Results
There was a matching offset size available for each specimen. The mean implantation level was 0.45 (SD 0.18) mm below the cartilage surface. The defect area accounted for a median of 3% (0.02–18) of the total ankle contact pressure before implantation. This was reduced to 0.1% (0.02–13) after prosthetic implantation.
Interpretation
These results suggest that the implant can be applied clinically in a safe way, with appropriate offset sizes for various talar domes and without excessive pressure on the opposite cartilage.
doi:10.3109/17453674.2010.492764
PMCID: PMC2917574  PMID: 20515434
5.  Time-Action Analysis (TAA) of the Surgical Technique Implanting the Collum Femoris Preserving (CFP) Hip Arthroplasty. TAASTIC trial Identifying pitfalls during the learning curve of surgeons participating in a subsequent randomized controlled trial (An observational study) 

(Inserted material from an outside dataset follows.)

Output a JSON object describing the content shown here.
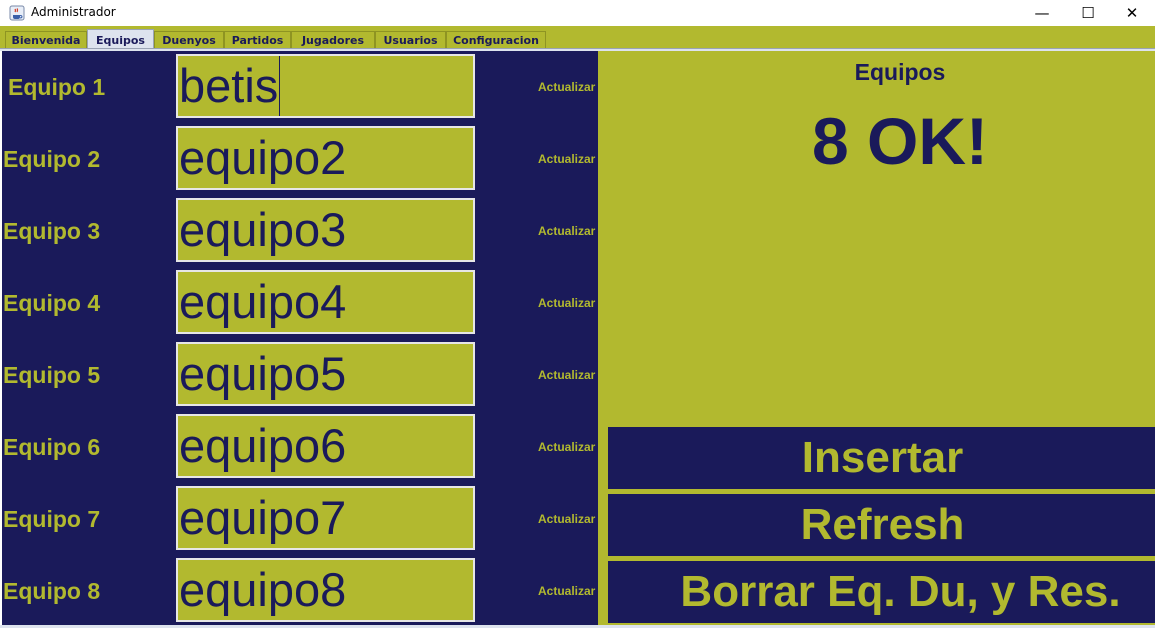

Background
Two types of methods are used to assess learning curves: outcome assessment and process assessment. Outcome measures are usually dichotomous rare events like complication rates and survival or require an extensive follow-up and are therefore often inadequate to monitor individual learning curves. Time-action analysis (TAA) is a tool to objectively determine the level of efficiency of individual steps of a surgical procedure.
Methods/Design
We are currently using TAA to determine the number of cases needed for surgeons to reach proficiency with a new innovative hip implant prior to initiating a multicentre RCT. By analysing the unedited video recordings of the first 20 procedures of each surgeon the number and duration of the actions needed for a surgeon to achieve his goal and the efficiency of these actions is measured. We constructed a taxonomy or list of actions which together describe the complete surgical procedure. In the taxonomy we categorised the procedure in 5 different Goal Oriented Phases (GOP):
1. the incision phase
2. the femoral phase
3. the acetabulum phase
4. the stem phase
5. the closure pase
Each GOP was subdivided in Goal Oriented Actions (GOA) and each GOA is subdivided in Separate Actions (SA) thereby defining all the necessary actions to complete the procedure. We grouped the SAs into GOAs since it would not be feasible to measure each SA. Using the video recordings, the duration of each GOA was recorded as well as the amount of delay. Delay consists of repetitions, waiting and additional actions. The nett GOA time is the total GOA time – delay and is a representation of the level of difficulty of each procedure. Efficiency is the percentage of nett GOA time during each procedure.
Discussion
This allows the construction of individual learning curves, assessment of the final skill level for each surgeon and comparison of different surgeons prior to participation in an RCT. We believe an objective and comparable assessment of skill level by process assessment can improve the value of a surgical RCT in situations where a learning curve is expected.
doi:10.1186/1471-2474-9-93
PMCID: PMC2483707  PMID: 18577202

Results 1-5 (5)